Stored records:
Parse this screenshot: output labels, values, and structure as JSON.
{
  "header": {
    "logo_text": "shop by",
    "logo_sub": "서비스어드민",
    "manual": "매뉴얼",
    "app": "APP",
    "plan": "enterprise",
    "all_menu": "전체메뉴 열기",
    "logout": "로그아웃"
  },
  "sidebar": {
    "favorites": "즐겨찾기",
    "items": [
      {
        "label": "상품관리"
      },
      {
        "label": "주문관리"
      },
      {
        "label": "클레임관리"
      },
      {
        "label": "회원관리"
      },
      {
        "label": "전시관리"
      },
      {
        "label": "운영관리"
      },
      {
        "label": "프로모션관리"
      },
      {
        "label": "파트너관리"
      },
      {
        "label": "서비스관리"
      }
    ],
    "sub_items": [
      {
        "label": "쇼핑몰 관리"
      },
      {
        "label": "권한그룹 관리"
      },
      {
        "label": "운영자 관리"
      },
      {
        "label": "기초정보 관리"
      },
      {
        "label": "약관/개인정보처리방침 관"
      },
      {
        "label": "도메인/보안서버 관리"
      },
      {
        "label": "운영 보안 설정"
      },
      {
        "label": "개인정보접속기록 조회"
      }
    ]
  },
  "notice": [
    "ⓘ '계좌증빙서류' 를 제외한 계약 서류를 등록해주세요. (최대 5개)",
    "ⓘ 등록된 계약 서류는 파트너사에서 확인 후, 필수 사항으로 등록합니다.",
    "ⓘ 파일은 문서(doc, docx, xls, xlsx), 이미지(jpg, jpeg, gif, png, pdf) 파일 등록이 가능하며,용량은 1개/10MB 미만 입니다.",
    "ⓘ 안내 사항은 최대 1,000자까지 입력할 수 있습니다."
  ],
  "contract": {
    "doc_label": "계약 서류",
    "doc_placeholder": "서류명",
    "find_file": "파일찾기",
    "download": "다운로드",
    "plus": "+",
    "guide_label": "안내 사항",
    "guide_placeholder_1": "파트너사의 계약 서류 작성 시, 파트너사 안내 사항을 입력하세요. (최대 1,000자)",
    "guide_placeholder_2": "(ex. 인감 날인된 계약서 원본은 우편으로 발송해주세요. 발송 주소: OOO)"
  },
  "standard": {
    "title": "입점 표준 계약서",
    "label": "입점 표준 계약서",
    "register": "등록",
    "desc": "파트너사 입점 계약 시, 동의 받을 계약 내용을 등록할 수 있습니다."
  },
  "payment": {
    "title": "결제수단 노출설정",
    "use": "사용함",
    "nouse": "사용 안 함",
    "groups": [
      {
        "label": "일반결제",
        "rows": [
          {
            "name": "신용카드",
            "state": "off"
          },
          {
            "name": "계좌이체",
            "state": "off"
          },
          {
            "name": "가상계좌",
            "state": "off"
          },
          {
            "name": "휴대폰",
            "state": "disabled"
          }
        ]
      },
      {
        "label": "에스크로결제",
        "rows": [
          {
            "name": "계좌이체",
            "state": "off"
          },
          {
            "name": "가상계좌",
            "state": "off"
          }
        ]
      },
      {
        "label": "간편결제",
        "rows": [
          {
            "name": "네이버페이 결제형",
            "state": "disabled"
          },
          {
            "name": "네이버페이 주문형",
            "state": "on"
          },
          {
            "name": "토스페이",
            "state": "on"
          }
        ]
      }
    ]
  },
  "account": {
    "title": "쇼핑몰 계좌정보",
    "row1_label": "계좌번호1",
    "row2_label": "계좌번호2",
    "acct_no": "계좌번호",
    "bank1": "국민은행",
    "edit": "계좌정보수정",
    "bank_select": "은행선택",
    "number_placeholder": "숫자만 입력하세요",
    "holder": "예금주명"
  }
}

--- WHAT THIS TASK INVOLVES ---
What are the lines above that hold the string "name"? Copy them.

--- THE ANSWER ---
            "name": "신용카드",
            "name": "계좌이체",
            "name": "가상계좌",
            "name": "휴대폰",
            "name": "계좌이체",
            "name": "가상계좌",
            "name": "네이버페이 결제형",
            "name": "네이버페이 주문형",
            "name": "토스페이",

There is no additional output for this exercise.